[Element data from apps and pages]
◇ ◇ ◇ ◇

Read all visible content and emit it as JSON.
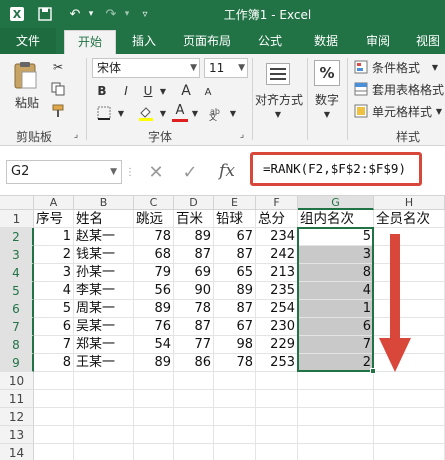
{
  "window": {
    "title": "工作簿1 - Excel"
  },
  "tabs": [
    "文件",
    "开始",
    "插入",
    "页面布局",
    "公式",
    "数据",
    "审阅",
    "视图"
  ],
  "ribbon": {
    "clipboard": {
      "paste_label": "粘贴",
      "group_label": "剪贴板"
    },
    "font": {
      "font_name": "宋体",
      "font_size": "11",
      "bold": "B",
      "italic": "I",
      "underline": "U",
      "grow": "A",
      "shrink": "A",
      "font_color": "A",
      "group_label": "字体"
    },
    "alignment": {
      "label": "对齐方式"
    },
    "number": {
      "label": "数字",
      "percent": "%"
    },
    "styles": {
      "conditional": "条件格式",
      "table": "套用表格格式",
      "cell": "单元格样式",
      "group_label": "样式"
    }
  },
  "formula_bar": {
    "name_box": "G2",
    "fx": "fx",
    "formula": "=RANK(F2,$F$2:$F$9)"
  },
  "grid": {
    "columns": [
      "A",
      "B",
      "C",
      "D",
      "E",
      "F",
      "G",
      "H"
    ],
    "rows": [
      "1",
      "2",
      "3",
      "4",
      "5",
      "6",
      "7",
      "8",
      "9",
      "10",
      "11",
      "12",
      "13",
      "14"
    ],
    "headers": [
      "序号",
      "姓名",
      "跳远",
      "百米",
      "铅球",
      "总分",
      "组内名次",
      "全员名次"
    ],
    "data": [
      [
        "1",
        "赵某一",
        "78",
        "89",
        "67",
        "234",
        "5",
        ""
      ],
      [
        "2",
        "钱某一",
        "68",
        "87",
        "87",
        "242",
        "3",
        ""
      ],
      [
        "3",
        "孙某一",
        "79",
        "69",
        "65",
        "213",
        "8",
        ""
      ],
      [
        "4",
        "李某一",
        "56",
        "90",
        "89",
        "235",
        "4",
        ""
      ],
      [
        "5",
        "周某一",
        "89",
        "78",
        "87",
        "254",
        "1",
        ""
      ],
      [
        "6",
        "吴某一",
        "76",
        "87",
        "67",
        "230",
        "6",
        ""
      ],
      [
        "7",
        "郑某一",
        "54",
        "77",
        "98",
        "229",
        "7",
        ""
      ],
      [
        "8",
        "王某一",
        "89",
        "86",
        "78",
        "253",
        "2",
        ""
      ]
    ],
    "selected_range": "G2:G9",
    "active_cell": "G2"
  },
  "colors": {
    "accent": "#217346",
    "annotation_red": "#d9463a",
    "selection_fill": "#c9c9c9"
  }
}
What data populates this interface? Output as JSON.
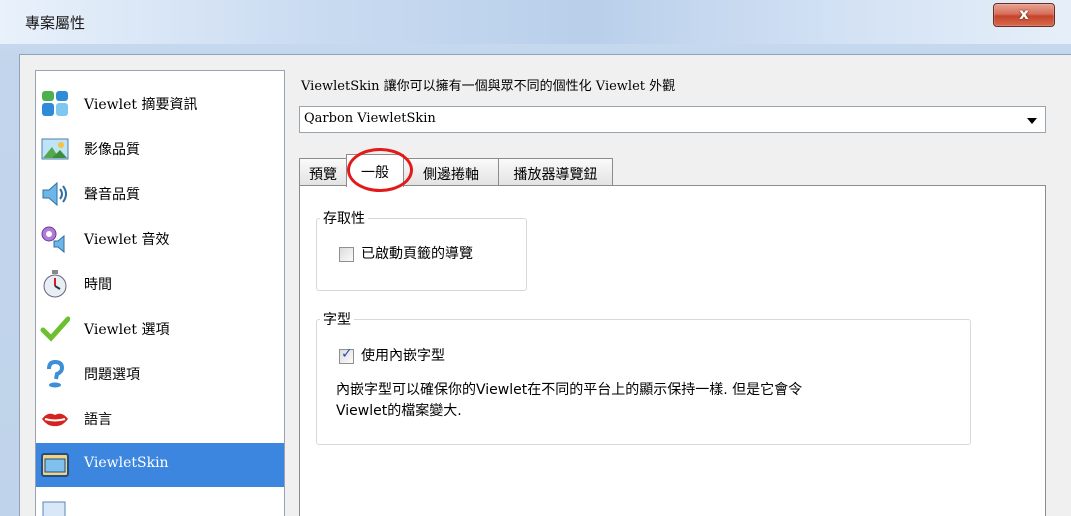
{
  "window": {
    "title": "專案屬性",
    "close_label": "x"
  },
  "sidebar": {
    "items": [
      {
        "label": "Viewlet 摘要資訊",
        "icon": "summary-info-icon"
      },
      {
        "label": "影像品質",
        "icon": "image-quality-icon"
      },
      {
        "label": "聲音品質",
        "icon": "sound-quality-icon"
      },
      {
        "label": "Viewlet 音效",
        "icon": "sound-effects-icon"
      },
      {
        "label": "時間",
        "icon": "stopwatch-icon"
      },
      {
        "label": "Viewlet 選項",
        "icon": "checkmark-icon"
      },
      {
        "label": "問題選項",
        "icon": "question-icon"
      },
      {
        "label": "語言",
        "icon": "lips-icon"
      },
      {
        "label": "ViewletSkin",
        "icon": "skin-window-icon",
        "selected": true
      },
      {
        "label": "",
        "icon": "doc-icon"
      }
    ]
  },
  "main": {
    "intro": "ViewletSkin 讓你可以擁有一個與眾不同的個性化 Viewlet 外觀",
    "skin_select": {
      "value": "Qarbon ViewletSkin"
    },
    "tabs": [
      {
        "label": "預覽"
      },
      {
        "label": "一般",
        "active": true
      },
      {
        "label": "側邊捲軸"
      },
      {
        "label": "播放器導覽鈕"
      }
    ],
    "accessibility": {
      "title": "存取性",
      "checkbox_label": "已啟動頁籤的導覽",
      "checked": false
    },
    "font": {
      "title": "字型",
      "checkbox_label": "使用內嵌字型",
      "checked": true,
      "description_line1": "內嵌字型可以確保你的Viewlet在不同的平台上的顯示保持一樣. 但是它會令",
      "description_line2": "Viewlet的檔案變大."
    }
  },
  "colors": {
    "selection": "#3d86e0",
    "annotation": "#e21a1a",
    "close_button": "#c4442b"
  }
}
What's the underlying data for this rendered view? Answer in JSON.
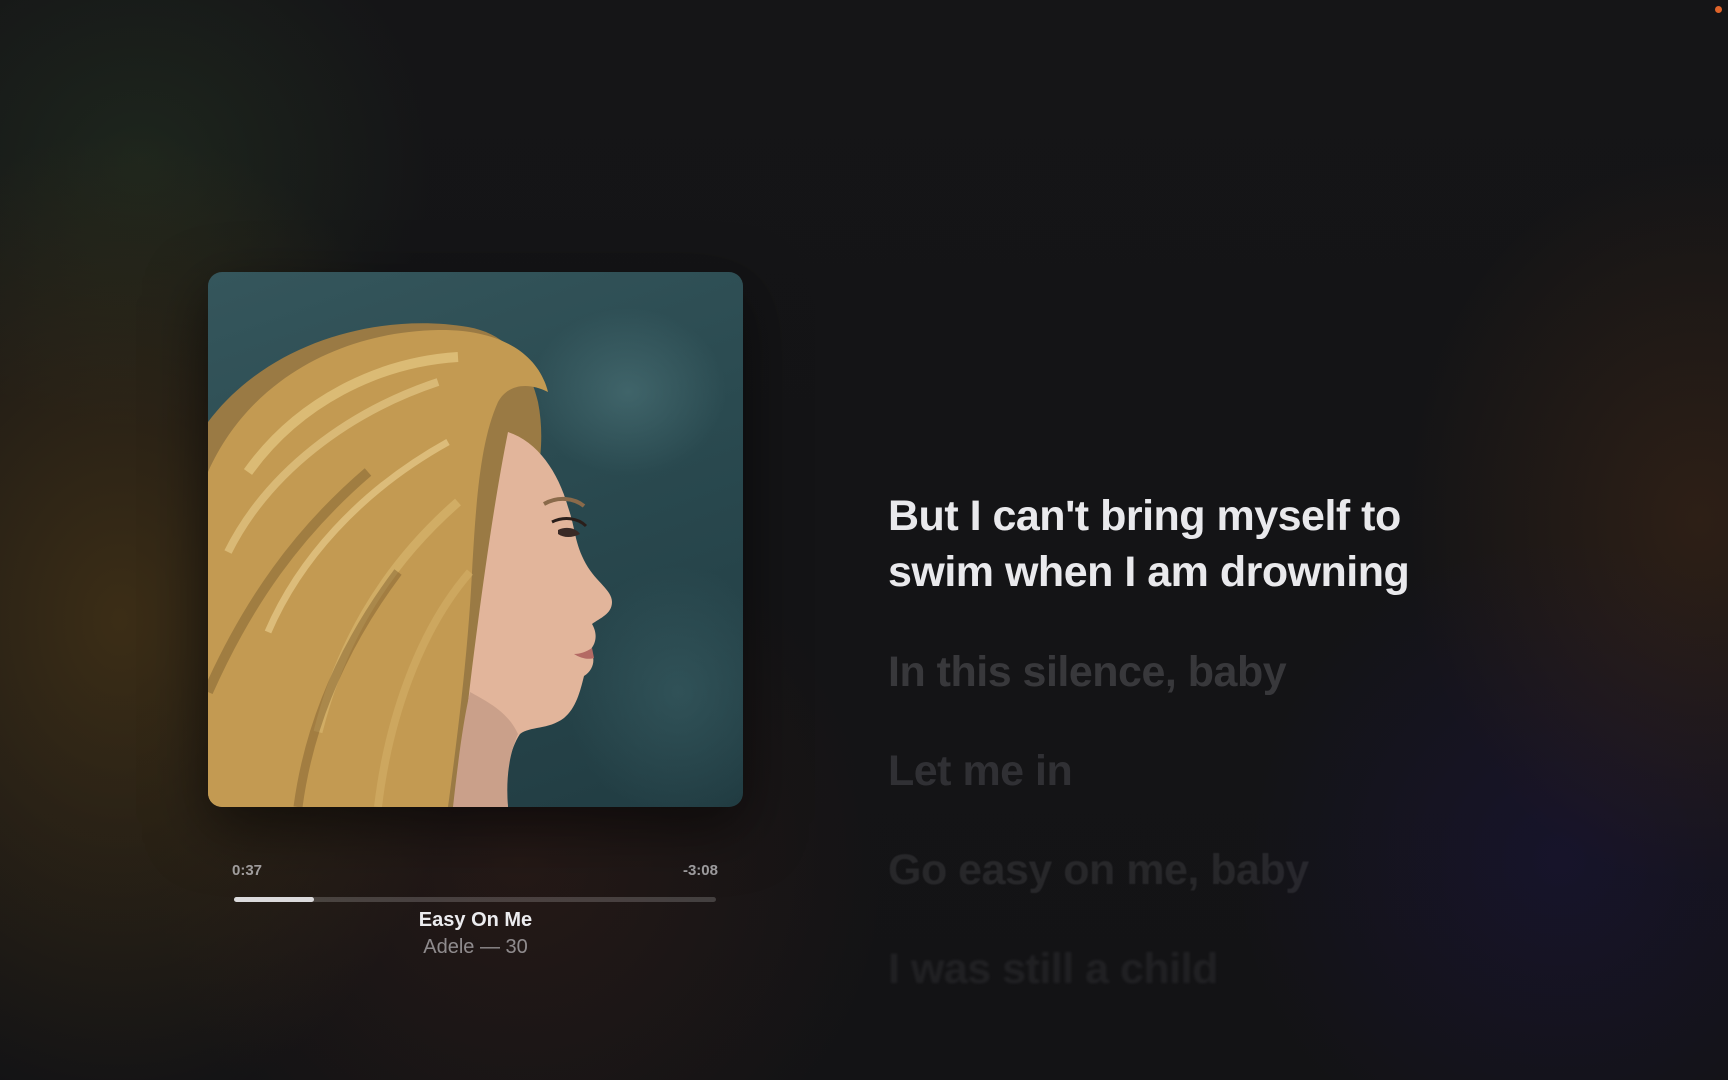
{
  "player": {
    "elapsed": "0:37",
    "remaining": "-3:08",
    "progress_fraction": 0.165,
    "track_title": "Easy On Me",
    "track_subtitle": "Adele — 30"
  },
  "artwork": {
    "icon": "album-artwork",
    "colors": {
      "background": "#2a4a50",
      "hair": "#c9a25a",
      "skin": "#e6b9a0"
    }
  },
  "lyrics": {
    "current": [
      "But I can't bring myself to",
      "swim when I am drowning"
    ],
    "upcoming": [
      "In this silence, baby",
      "Let me in",
      "Go easy on me, baby",
      "I was still a child"
    ]
  },
  "status": {
    "indicator_color": "#e0642a"
  }
}
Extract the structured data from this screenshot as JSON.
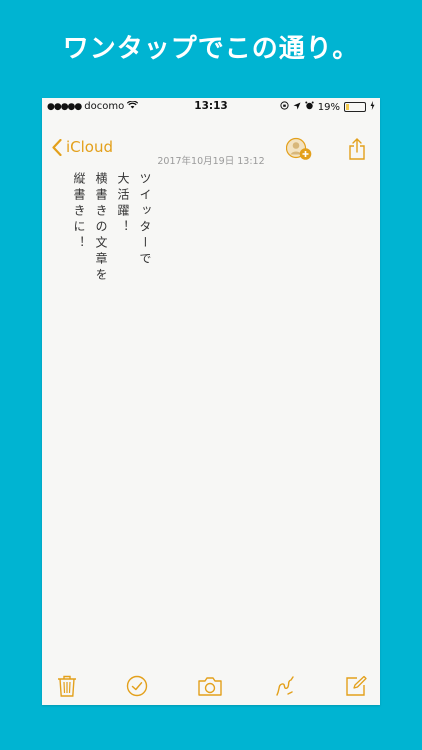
{
  "headline": "ワンタップでこの通り。",
  "status": {
    "signal_dots": "●●●●●",
    "carrier": "docomo",
    "time": "13:13",
    "battery_percent": "19%",
    "battery_level": 0.19
  },
  "nav": {
    "back_label": "iCloud"
  },
  "note": {
    "date": "2017年10月19日 13:12",
    "lines": [
      "ツイッターで",
      "大活躍！",
      "横書きの文章を",
      "縦書きに！"
    ]
  },
  "colors": {
    "accent": "#e3a01b",
    "background": "#00b4d2",
    "paper": "#f7f7f5"
  },
  "icons": {
    "toolbar": [
      "trash-icon",
      "checkmark-icon",
      "camera-icon",
      "sketch-icon",
      "compose-icon"
    ],
    "nav": [
      "add-person-icon",
      "share-icon"
    ]
  }
}
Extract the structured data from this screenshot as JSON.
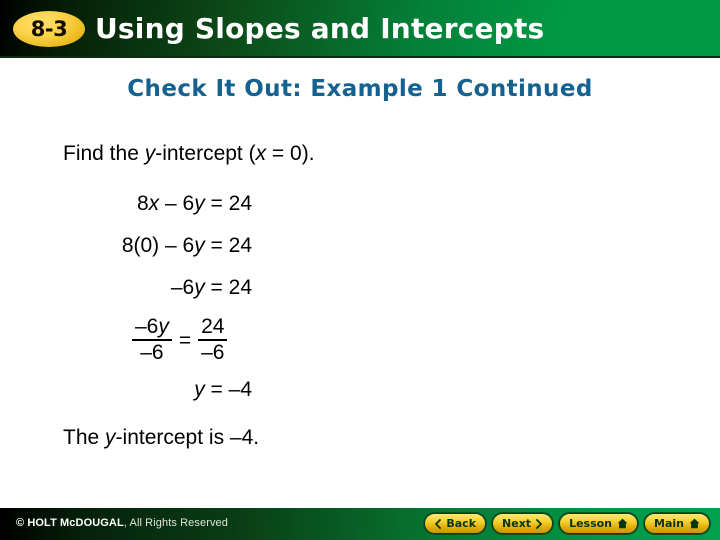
{
  "header": {
    "badge": "8-3",
    "title": "Using Slopes and Intercepts",
    "badge_color": "#f3cc3e",
    "gradient_from": "#000000",
    "gradient_to": "#009944"
  },
  "subtitle": {
    "text": "Check It Out: Example 1 Continued",
    "color": "#15618f"
  },
  "body": {
    "prompt": {
      "before": "Find the ",
      "var1": "y",
      "middle": "-intercept (",
      "var2": "x",
      "after": " = 0)."
    },
    "steps": [
      {
        "line": "8x – 6y = 24",
        "coef": "8",
        "var": "x",
        "op": " – 6",
        "var2": "y",
        "tail": " = 24"
      },
      {
        "line": "8(0) – 6y = 24",
        "coef": "8(0)",
        "op": " – 6",
        "var2": "y",
        "tail": " = 24"
      },
      {
        "line": "–6y = 24",
        "coef": "–6",
        "var2": "y",
        "tail": " = 24"
      }
    ],
    "step1": {
      "a": "8",
      "x": "x",
      "b": " – 6",
      "y": "y",
      "c": " = 24"
    },
    "step2": {
      "a": "8(0) – 6",
      "y": "y",
      "c": " = 24"
    },
    "step3": {
      "a": "–6",
      "y": "y",
      "c": " = 24"
    },
    "fraction": {
      "left_numerator_coef": "–6",
      "left_numerator_var": "y",
      "left_denominator": "–6",
      "equals": "=",
      "right_numerator": "24",
      "right_denominator": "–6"
    },
    "solution": {
      "var": "y",
      "value": " = –4"
    },
    "conclusion": {
      "before": "The ",
      "var": "y",
      "after": "-intercept is –4."
    }
  },
  "footer": {
    "copyright_mark": "© HOLT McDOUGAL",
    "copyright_rest": ", All Rights Reserved",
    "buttons": [
      {
        "label": "Back",
        "icon": "chevron-left-icon"
      },
      {
        "label": "Next",
        "icon": "chevron-right-icon"
      },
      {
        "label": "Lesson",
        "icon": "home-icon"
      },
      {
        "label": "Main",
        "icon": "home-icon"
      }
    ],
    "button_color": "#f0c52a"
  }
}
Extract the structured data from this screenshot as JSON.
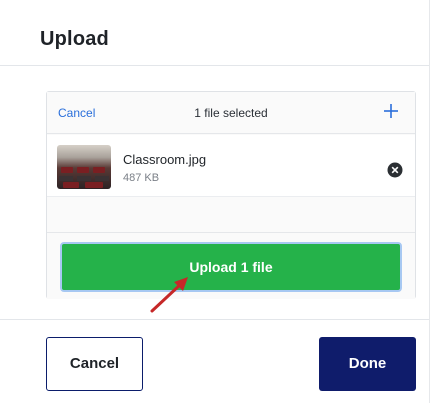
{
  "dialog": {
    "title": "Upload"
  },
  "uploader": {
    "cancel_label": "Cancel",
    "status_text": "1 file selected",
    "add_icon": "plus-icon",
    "files": [
      {
        "name": "Classroom.jpg",
        "size": "487 KB",
        "thumbnail": "classroom-photo",
        "remove_icon": "remove-circle-icon"
      }
    ],
    "upload_button_label": "Upload 1 file"
  },
  "footer": {
    "cancel_label": "Cancel",
    "done_label": "Done"
  },
  "colors": {
    "link": "#2a6fdb",
    "upload_button": "#25b24a",
    "upload_button_focus_ring": "#a7c8f2",
    "done_button": "#0f1c6b",
    "annotation_arrow": "#c62828"
  }
}
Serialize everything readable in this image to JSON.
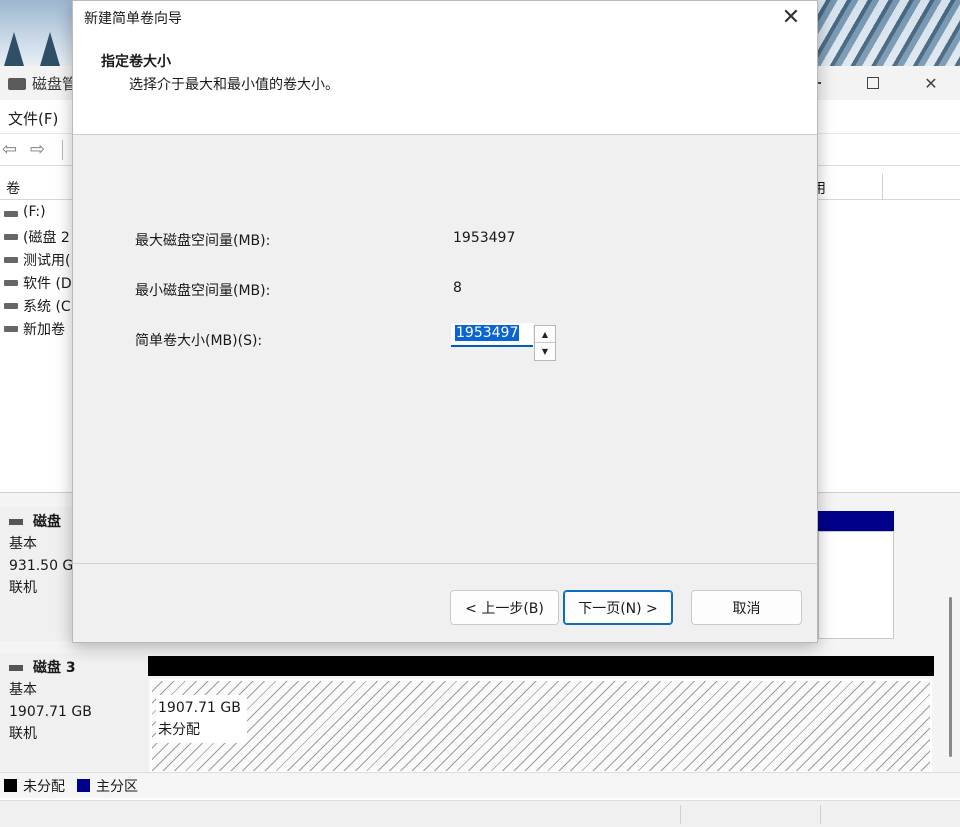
{
  "wizard": {
    "title": "新建简单卷向导",
    "heading": "指定卷大小",
    "subheading": "选择介于最大和最小值的卷大小。",
    "max_label": "最大磁盘空间量(MB):",
    "max_value": "1953497",
    "min_label": "最小磁盘空间量(MB):",
    "min_value": "8",
    "size_label": "简单卷大小(MB)(S):",
    "size_value": "1953497",
    "back_label": "< 上一步(B)",
    "next_label": "下一页(N) >",
    "cancel_label": "取消"
  },
  "disk_mgmt": {
    "title": "磁盘管",
    "menu_file": "文件(F)",
    "column_volume": "卷",
    "column_right": "用",
    "volumes": [
      {
        "name": "(F:)"
      },
      {
        "name": "(磁盘 2"
      },
      {
        "name": "测试用("
      },
      {
        "name": "软件 (D"
      },
      {
        "name": "系统 (C"
      },
      {
        "name": "新加卷"
      }
    ],
    "disks": [
      {
        "name": "磁盘",
        "type": "基本",
        "size": "931.50 G",
        "status": "联机"
      },
      {
        "name": "磁盘 3",
        "type": "基本",
        "size": "1907.71 GB",
        "status": "联机"
      }
    ],
    "unallocated_size": "1907.71 GB",
    "unallocated_label": "未分配",
    "legend": {
      "unallocated": "未分配",
      "primary": "主分区"
    }
  },
  "colors": {
    "unallocated": "#000000",
    "primary_partition": "#00008b",
    "accent": "#0f6cbd"
  },
  "icons": [
    "close-icon",
    "back-arrow-icon",
    "forward-arrow-icon",
    "disk-icon",
    "spin-up-icon",
    "spin-down-icon",
    "minimize-icon",
    "maximize-icon"
  ]
}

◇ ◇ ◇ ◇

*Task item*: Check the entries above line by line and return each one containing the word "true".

*Task response*:
        "selected": true
        "active": true
      "checked": true,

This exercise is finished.